In 2016, DRP filed Brown v. Borough of Hanover, on behalf of a plaintiff, who has bilateral amputations that substantially limited his ability to walk, against borough to designate a parking space in front of his home for individuals with disabilities. The case settled, and defendant provided a reserved parking space on the street in front of plaintiff’s home, marked by a permanent sign, and agreed not to remove the space unless plaintiff vacates the home

In 2017, DRP filed McLaughlin, et al. v. Borough of Conway, Pennsylvania, on behalf of five residents of Conway Borough who have physical disabilities. The lawsuit alleged that Conway Borough violated the ADA by revoking the designated, reserved accessible parking spaces it had previously authorized in front of the plaintiffs’ homes. DRP successfully resolved the lawsuit, ensuring equal access to on-street residential parking for plaintiffs and other Conway residents with disabilities. Under the consent decree negotiated by DRP, the Borough is required to maintain the plaintiffs’ accessible parking spaces for as long as they need them. In addition, the Borough is required to evaluate any new requests for reserved residential parking spaces for people with disabilities and to grant them when they are necessary and not a fundamental alteration of the Borough’s on-street residential parking program.
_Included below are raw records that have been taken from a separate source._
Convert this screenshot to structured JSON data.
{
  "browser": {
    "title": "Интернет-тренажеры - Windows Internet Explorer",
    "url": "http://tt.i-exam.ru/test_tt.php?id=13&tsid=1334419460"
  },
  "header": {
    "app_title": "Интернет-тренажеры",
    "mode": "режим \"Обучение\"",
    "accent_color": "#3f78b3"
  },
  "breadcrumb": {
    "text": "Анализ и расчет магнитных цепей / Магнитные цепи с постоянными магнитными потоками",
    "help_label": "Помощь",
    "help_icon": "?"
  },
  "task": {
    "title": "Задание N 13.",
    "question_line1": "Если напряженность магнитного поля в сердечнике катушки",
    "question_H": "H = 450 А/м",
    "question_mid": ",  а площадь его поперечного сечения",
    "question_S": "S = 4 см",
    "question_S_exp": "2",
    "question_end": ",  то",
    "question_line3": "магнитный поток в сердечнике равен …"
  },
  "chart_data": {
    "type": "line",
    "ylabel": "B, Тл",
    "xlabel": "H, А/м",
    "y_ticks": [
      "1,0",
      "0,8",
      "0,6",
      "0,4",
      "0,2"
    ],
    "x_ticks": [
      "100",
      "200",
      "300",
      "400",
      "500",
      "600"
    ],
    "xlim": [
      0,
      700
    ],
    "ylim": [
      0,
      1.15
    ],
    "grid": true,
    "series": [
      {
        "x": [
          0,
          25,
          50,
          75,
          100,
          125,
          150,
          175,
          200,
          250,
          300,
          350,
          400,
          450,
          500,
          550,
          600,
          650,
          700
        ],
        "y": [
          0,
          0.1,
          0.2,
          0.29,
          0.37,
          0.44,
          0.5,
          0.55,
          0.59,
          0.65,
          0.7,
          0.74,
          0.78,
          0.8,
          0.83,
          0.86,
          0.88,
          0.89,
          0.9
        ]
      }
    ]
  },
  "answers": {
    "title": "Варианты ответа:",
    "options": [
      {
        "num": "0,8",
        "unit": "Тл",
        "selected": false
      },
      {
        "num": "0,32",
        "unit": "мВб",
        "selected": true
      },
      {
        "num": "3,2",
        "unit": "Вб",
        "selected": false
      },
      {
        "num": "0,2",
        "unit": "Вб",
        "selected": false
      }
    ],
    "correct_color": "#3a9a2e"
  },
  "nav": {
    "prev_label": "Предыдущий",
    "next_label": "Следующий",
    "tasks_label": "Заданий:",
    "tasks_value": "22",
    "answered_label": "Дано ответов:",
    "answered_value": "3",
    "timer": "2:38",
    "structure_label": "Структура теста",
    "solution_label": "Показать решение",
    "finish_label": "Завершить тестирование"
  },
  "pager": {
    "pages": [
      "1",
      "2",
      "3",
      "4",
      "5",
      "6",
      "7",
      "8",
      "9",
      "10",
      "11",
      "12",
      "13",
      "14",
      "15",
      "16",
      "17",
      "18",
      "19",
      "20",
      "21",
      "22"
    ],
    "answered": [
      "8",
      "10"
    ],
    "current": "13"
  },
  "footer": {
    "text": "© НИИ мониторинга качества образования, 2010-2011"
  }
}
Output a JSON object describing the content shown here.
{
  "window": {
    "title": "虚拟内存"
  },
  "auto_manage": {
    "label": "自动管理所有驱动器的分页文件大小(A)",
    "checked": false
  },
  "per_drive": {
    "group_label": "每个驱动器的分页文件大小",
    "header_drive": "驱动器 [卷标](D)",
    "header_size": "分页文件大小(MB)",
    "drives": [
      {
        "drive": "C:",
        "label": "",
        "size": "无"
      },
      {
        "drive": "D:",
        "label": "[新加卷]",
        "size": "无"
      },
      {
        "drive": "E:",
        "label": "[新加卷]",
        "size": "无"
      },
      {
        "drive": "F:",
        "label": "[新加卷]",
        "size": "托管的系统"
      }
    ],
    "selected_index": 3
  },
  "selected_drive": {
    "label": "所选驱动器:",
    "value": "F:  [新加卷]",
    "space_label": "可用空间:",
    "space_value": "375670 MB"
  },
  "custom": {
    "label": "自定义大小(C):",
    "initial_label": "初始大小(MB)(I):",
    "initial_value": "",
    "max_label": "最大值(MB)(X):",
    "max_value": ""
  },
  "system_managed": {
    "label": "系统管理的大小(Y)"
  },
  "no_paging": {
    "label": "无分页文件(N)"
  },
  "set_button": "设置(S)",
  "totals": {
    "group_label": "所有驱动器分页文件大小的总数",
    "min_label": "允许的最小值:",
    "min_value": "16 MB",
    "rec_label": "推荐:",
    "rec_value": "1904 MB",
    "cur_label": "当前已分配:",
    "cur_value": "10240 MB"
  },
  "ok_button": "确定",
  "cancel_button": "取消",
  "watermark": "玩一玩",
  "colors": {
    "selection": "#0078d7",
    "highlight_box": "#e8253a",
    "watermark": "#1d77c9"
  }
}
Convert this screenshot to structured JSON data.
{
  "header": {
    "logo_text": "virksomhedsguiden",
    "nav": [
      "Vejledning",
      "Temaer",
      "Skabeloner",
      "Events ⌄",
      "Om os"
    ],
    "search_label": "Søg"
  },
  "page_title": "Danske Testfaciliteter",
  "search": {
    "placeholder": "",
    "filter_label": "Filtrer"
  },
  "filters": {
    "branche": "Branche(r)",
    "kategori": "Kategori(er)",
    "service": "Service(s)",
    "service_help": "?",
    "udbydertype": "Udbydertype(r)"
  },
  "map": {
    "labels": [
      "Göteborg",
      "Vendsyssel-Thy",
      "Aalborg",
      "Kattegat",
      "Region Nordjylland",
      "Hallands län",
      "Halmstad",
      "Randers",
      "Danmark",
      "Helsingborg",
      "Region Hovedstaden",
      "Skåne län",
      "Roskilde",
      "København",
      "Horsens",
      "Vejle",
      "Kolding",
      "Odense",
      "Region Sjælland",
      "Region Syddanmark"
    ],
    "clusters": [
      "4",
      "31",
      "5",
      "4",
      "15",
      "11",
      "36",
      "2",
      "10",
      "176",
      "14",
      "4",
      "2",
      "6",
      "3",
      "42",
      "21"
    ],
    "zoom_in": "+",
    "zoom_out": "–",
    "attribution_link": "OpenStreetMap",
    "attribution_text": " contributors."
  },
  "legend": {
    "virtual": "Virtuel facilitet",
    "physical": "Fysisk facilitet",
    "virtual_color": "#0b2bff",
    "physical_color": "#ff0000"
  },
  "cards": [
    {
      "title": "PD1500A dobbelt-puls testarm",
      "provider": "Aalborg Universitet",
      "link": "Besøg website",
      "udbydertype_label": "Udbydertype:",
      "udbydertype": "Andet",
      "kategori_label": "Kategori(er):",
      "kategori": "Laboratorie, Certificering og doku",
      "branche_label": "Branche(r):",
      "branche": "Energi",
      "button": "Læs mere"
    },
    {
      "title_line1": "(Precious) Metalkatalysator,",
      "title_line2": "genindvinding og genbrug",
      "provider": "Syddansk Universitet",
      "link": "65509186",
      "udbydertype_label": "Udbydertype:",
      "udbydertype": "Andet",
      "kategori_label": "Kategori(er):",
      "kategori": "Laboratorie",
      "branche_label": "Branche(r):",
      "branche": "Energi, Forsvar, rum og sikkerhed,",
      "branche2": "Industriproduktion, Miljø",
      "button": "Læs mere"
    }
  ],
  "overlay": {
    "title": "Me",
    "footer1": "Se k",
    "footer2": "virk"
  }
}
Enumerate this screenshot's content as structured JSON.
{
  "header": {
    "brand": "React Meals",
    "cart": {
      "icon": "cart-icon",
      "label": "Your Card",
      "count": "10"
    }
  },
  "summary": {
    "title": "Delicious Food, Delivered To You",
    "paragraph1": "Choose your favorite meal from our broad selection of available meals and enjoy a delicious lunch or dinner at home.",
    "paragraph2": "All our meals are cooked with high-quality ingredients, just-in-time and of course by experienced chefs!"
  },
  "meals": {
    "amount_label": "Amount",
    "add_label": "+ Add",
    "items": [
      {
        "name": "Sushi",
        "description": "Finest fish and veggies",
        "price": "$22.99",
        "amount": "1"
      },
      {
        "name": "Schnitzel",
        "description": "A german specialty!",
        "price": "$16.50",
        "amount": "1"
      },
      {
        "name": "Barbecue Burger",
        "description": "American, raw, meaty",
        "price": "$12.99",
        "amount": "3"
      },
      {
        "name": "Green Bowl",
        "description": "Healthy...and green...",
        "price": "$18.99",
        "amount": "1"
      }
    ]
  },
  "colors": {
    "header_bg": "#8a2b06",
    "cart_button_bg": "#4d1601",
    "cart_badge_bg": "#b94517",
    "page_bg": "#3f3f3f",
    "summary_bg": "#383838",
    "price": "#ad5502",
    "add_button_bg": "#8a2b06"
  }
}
In Bethlehem Area School Dist. v. D.Z., this lawsuit was initiated by the School District under the IDEA against our client, a parent of a student with disabilities, to recover its attorneys’ fees related to proceedings allegedly filed by the parent for “improper purposes.” Our client filed counterclaims for, among other things, retaliation in violation of Section 504 of the RA. The jury returned a verdict in favor of our client on the retaliation claim, awarding her $10,000 in compensatory damages, but the judge ruled that our client was liable to the District for its attorneys’ fees related to a single due process proceeding in 2007. As a result of the settlement, the school district paid our client $10,000 to satisfy the judgment, lifted the lien imposed on her property, and paid part of our attorneys’ fees for this case. The settlement imposed no liability on our client to pay any of the school district’s attorneys’ fees and costs.

In Purcell v. Pennsylvania Dep’t of Corrections, DRP was appointed by the court to represent a state inmate with Tourette’s syndrome and physical disabilities who alleged the prison violated Title II of the ADA by failing to make reasonable modifications in its policies, practices, and procedures. Specifically, the client alleged that the prison did not allow him to return to his cell when necessary to suppress tics caused by his Tourette’s syndrome and was not allowed to sit during inmate counts. DRP also alleged that the Department violated Title II of the ADA by failing to designate an ADA coordinator to ensure compliance with the ADA. The court denied the Department’s motion for summary judgment, holding that the Department is required to appoint an ADA coordinator for prisoner-related ADA issues. After this court ruling, the Department agreed to settle the case by appointing an ADA coordinator, modifying its handbook concerning grievance procedures, and paying damages to our client.